Submitted to: American Journal of Potato Research
Publication Type: Abstract only
Publication Acceptance Date: 6/1/2006
Publication Date: 2/1/2007
Citation: Centeno-Diaz, R., Salas-Lopez, A., Del Rio, A., Bamberg, J.B., Roca, W. 2007. Impact of crop pesticides on the reproductive ability of wild potato species [abstract]. American Journal of Potato Research. 84:81. Interpretive Summary:
Technical Abstract: THERE is an interest in the status of wild potato populations in nature, since they serve as an in situ "genebank" of germplasm for future use in research and breeding. In their natural habitats, some wild potato species grow in close proximity to cultivated fields and thus may be exposed to agrichemical applications. But little is known about the possible effects. The present study investigated changes in reproductive traits of potato species as a result of exposure to a common pesticide. The plant materials used were 23 wild species maintained at CIP's Potato Genebank. The evaluations were conducted in screenhouse plantings in the highlands of central Peru in the locality of Huancayo in Junin province. A preliminary poll conducted as part of this study identified the pesticide Furadan 4F (carbofuran, an insecticide and nematicide) as the most common chemical used by potato growers in that region. Two different concentrations (3.0 ppm and 4.5 ppm) as well as a blank control were used to test the pesticide's effect on the species. Onset of flowering, pollen viability, duration of flowering, number of berries set, number of seeds, and number of tubers were affected by the application of the pesticide in some species. For instance, Solanum cajamarquense (onset of flowering), S. albicans (pollen viability) and S. acaule (duration of flowering) were cases of significant decrease. These results suggest that agrichemicals may play a role in changing the reproductive fitness and population structures of native wild potato species in proximity to cultivated fields.

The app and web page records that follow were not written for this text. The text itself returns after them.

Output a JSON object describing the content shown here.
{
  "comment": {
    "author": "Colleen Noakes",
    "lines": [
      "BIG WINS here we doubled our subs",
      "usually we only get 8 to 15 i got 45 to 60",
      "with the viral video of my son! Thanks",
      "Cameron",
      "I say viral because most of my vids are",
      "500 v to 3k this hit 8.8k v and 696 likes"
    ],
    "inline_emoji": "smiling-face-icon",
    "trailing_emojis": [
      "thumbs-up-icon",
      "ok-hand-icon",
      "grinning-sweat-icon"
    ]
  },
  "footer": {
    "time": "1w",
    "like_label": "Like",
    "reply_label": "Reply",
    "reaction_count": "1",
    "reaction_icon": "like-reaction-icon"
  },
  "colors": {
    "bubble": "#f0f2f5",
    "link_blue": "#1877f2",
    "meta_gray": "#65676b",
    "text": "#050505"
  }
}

If so, these sites, although relatively easy to access, may provide an inferior sample for the ex situ genebank than more remote populations that have been isolated from human influence.